The Roman tiles let into the walls of the present very early church illustrate the mediaeval method of using the ruins of Roman walls and houses as quarries when a good building stone was not available. St. Botolph's Priory at Colchester, and the tower of St. Alban's Abbey, are built almost entirely of bricks from Camulodunum and Verulamium respectively. These tiles are the only remains of Roman handiwork now visible at Littleborough, unless the irregular banks, almost inclosing an area of about forty-five acres, are the actual circumvallation of Agelocum and not merely flood-banks of later date. It may be noted that at Crocolana (Brough), the corresponding station south of Lincoln on the Posse way, although there are no banks remaining, the colour and nature of the soil indicate an inhabited area of somewhat similar shape and about the same dimensions. (See Transactions, x. pp. 64, 65.)

After listening to the above interesting paper, an adjournment was made to the church, a Norman structure, consisting of a nave and chancel, with a few Early English additions, such as a western doorway. There is a modern vestry in the north side of the nave, and a double bell turret. The chancel arch, with a bold roll-moulding with cushion caps and keyhole ornament, is a choice example of Norman carving; but the original deep-splayed circular-headed windows in the nave have been cut down, and now contain a poor substitute for the originals.
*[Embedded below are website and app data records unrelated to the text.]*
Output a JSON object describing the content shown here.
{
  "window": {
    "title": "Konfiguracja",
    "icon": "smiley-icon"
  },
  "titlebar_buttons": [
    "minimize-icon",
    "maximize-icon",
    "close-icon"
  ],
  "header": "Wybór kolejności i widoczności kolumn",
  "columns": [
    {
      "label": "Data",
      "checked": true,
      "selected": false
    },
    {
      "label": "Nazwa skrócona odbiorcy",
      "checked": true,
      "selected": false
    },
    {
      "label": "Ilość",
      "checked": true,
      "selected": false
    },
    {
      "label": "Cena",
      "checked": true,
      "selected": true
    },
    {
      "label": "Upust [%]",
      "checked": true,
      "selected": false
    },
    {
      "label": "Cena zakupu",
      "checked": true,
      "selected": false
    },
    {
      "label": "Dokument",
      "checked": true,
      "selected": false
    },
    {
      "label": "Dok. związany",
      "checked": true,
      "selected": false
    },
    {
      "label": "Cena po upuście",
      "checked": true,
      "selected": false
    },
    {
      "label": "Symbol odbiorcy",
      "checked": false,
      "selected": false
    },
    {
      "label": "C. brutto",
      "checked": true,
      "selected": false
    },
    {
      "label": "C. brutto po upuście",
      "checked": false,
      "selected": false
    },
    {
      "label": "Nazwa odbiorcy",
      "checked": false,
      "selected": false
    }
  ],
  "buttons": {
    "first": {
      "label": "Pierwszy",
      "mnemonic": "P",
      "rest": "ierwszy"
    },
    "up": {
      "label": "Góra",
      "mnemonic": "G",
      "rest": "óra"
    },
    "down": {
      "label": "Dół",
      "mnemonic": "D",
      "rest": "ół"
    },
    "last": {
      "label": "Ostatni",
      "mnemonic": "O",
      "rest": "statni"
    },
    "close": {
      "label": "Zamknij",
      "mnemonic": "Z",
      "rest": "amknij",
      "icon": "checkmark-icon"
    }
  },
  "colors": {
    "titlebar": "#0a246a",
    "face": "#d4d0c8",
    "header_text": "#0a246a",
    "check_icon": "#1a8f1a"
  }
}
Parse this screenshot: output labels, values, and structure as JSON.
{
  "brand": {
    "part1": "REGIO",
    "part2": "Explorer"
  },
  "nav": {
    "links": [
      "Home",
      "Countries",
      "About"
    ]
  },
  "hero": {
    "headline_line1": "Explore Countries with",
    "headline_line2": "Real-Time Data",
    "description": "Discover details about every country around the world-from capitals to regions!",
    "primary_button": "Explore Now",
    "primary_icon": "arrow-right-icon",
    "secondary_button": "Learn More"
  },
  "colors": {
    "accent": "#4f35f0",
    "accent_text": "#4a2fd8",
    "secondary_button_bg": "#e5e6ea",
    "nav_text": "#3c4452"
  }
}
This was probably done at the restoration in 1831-2, when Mr. Foijambe restored the chancel and the parishioners the nave, The whole fabric measures only 45 x i5ft.

The vicar (the Rev. H. J. Griffin) read a short paper on his church, and showed the visitors the registers, the church plate, and some interesting letters and documents having reference to this ancient locality.